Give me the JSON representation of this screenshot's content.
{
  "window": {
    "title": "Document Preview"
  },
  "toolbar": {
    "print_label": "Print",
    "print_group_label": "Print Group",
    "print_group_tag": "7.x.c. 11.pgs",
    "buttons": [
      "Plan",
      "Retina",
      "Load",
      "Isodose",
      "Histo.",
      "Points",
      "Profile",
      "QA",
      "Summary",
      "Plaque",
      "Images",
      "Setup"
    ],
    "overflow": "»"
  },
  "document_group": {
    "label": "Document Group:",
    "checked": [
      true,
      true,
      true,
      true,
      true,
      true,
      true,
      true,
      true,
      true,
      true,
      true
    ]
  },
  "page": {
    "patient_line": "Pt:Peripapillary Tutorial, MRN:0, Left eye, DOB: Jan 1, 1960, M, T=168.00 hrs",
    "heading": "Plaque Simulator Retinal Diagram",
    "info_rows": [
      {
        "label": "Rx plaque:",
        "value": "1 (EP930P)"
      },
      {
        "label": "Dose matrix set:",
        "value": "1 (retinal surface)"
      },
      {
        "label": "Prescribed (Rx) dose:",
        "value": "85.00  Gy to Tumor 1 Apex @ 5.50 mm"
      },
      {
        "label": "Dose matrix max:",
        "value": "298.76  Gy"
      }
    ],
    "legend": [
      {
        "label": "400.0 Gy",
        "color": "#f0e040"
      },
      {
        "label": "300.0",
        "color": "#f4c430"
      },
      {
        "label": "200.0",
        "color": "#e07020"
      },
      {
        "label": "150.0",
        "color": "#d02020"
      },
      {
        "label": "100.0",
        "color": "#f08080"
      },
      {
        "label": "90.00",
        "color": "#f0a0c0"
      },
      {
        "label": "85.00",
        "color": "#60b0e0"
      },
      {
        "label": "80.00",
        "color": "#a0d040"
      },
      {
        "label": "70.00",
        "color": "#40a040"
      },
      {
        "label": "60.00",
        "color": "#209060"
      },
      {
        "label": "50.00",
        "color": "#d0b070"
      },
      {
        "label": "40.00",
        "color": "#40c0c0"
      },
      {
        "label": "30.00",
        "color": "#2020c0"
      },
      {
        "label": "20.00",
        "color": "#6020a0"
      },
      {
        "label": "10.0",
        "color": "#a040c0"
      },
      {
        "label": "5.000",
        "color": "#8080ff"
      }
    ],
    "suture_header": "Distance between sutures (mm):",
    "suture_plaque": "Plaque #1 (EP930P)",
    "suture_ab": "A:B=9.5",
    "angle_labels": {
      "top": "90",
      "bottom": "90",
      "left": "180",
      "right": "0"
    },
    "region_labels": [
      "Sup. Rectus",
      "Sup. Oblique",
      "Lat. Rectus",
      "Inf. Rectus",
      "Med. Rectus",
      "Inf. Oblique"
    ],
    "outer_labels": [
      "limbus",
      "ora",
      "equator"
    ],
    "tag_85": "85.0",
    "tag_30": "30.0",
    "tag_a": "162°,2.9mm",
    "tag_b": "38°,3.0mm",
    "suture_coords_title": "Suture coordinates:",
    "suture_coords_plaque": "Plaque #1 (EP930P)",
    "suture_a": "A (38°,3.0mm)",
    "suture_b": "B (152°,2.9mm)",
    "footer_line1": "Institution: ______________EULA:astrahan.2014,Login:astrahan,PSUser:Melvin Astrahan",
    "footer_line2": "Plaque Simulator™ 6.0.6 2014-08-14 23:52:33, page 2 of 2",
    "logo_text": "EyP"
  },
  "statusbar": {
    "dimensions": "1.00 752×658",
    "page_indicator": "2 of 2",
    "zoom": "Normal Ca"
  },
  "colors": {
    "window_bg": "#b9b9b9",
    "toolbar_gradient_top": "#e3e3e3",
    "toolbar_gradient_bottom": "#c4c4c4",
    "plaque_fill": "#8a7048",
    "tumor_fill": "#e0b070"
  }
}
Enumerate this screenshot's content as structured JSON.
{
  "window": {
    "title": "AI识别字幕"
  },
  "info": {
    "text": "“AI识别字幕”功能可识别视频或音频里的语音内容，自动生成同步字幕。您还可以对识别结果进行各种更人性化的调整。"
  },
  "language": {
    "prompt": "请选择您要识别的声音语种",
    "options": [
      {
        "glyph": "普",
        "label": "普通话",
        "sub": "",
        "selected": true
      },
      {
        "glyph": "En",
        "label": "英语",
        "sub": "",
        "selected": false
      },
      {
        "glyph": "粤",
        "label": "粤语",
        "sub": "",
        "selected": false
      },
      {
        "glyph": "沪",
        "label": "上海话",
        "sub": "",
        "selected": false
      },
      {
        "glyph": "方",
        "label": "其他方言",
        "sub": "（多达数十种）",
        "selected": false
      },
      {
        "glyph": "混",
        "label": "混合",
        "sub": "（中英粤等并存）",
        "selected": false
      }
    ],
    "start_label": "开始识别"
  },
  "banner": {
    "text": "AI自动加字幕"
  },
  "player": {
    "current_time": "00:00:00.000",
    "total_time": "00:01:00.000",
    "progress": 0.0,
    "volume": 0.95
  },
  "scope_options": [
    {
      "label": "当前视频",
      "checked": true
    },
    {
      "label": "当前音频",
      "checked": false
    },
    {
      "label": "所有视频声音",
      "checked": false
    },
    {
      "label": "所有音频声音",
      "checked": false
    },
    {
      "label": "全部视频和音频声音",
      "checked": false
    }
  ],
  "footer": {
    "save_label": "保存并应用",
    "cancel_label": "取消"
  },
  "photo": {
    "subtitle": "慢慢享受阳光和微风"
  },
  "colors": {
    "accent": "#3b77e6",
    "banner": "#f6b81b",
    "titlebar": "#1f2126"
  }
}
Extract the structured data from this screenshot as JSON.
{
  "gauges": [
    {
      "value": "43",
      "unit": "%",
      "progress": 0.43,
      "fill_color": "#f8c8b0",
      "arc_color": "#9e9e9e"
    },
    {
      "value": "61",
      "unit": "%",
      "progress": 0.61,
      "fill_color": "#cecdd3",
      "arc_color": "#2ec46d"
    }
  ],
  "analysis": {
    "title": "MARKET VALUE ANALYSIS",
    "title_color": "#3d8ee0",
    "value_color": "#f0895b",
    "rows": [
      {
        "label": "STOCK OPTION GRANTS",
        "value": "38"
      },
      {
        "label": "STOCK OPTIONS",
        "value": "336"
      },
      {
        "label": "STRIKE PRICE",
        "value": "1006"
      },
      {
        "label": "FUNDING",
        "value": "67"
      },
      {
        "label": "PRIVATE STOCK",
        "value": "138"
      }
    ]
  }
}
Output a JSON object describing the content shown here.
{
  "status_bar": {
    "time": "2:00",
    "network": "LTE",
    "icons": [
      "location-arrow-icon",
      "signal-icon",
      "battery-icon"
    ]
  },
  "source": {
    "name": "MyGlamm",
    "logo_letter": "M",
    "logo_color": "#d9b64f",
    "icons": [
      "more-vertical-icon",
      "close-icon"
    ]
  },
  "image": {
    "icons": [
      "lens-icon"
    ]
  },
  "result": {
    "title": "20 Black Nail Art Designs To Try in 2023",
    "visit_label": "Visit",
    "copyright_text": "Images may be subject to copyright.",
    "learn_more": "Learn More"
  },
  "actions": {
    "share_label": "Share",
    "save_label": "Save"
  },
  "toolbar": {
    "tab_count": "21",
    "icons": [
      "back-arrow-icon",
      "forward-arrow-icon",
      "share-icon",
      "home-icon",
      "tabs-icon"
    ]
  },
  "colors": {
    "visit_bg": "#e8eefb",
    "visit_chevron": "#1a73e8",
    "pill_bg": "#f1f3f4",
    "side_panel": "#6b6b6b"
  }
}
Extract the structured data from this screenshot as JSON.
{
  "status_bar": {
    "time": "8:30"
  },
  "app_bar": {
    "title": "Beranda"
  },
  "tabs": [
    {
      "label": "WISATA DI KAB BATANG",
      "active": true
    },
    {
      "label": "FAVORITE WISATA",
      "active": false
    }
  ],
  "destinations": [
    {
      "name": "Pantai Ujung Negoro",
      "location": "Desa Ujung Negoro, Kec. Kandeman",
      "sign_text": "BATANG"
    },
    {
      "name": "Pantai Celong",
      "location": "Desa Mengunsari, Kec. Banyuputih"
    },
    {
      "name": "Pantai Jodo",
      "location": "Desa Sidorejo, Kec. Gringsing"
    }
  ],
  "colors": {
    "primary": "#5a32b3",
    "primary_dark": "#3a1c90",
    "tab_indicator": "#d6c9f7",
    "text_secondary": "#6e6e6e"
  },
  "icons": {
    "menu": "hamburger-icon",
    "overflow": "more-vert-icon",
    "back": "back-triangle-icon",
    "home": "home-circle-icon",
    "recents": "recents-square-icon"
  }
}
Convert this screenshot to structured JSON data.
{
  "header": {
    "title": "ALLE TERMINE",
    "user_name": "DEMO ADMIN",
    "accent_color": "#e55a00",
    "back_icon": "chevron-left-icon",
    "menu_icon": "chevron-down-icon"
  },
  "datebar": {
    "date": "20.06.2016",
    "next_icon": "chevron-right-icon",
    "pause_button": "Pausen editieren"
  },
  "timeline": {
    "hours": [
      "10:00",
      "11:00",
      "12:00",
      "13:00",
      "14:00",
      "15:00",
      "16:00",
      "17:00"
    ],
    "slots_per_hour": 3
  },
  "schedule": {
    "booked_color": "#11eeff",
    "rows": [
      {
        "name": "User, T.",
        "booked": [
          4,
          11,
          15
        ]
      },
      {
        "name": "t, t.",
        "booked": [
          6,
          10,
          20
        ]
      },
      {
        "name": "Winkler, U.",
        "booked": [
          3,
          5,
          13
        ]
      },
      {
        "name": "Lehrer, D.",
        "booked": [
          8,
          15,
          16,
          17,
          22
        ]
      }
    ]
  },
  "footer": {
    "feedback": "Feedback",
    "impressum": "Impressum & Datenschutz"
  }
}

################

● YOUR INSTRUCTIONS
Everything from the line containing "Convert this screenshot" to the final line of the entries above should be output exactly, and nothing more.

● ANSWER TO THIS PROBLEM
Convert this screenshot to structured JSON data.
{
  "header": {
    "title": "ALLE TERMINE",
    "user_name": "DEMO ADMIN",
    "accent_color": "#e55a00",
    "back_icon": "chevron-left-icon",
    "menu_icon": "chevron-down-icon"
  },
  "datebar": {
    "date": "20.06.2016",
    "next_icon": "chevron-right-icon",
    "pause_button": "Pausen editieren"
  },
  "timeline": {
    "hours": [
      "10:00",
      "11:00",
      "12:00",
      "13:00",
      "14:00",
      "15:00",
      "16:00",
      "17:00"
    ],
    "slots_per_hour": 3
  },
  "schedule": {
    "booked_color": "#11eeff",
    "rows": [
      {
        "name": "User, T.",
        "booked": [
          4,
          11,
          15
        ]
      },
      {
        "name": "t, t.",
        "booked": [
          6,
          10,
          20
        ]
      },
      {
        "name": "Winkler, U.",
        "booked": [
          3,
          5,
          13
        ]
      },
      {
        "name": "Lehrer, D.",
        "booked": [
          8,
          15,
          16,
          17,
          22
        ]
      }
    ]
  },
  "footer": {
    "feedback": "Feedback",
    "impressum": "Impressum & Datenschutz"
  }
}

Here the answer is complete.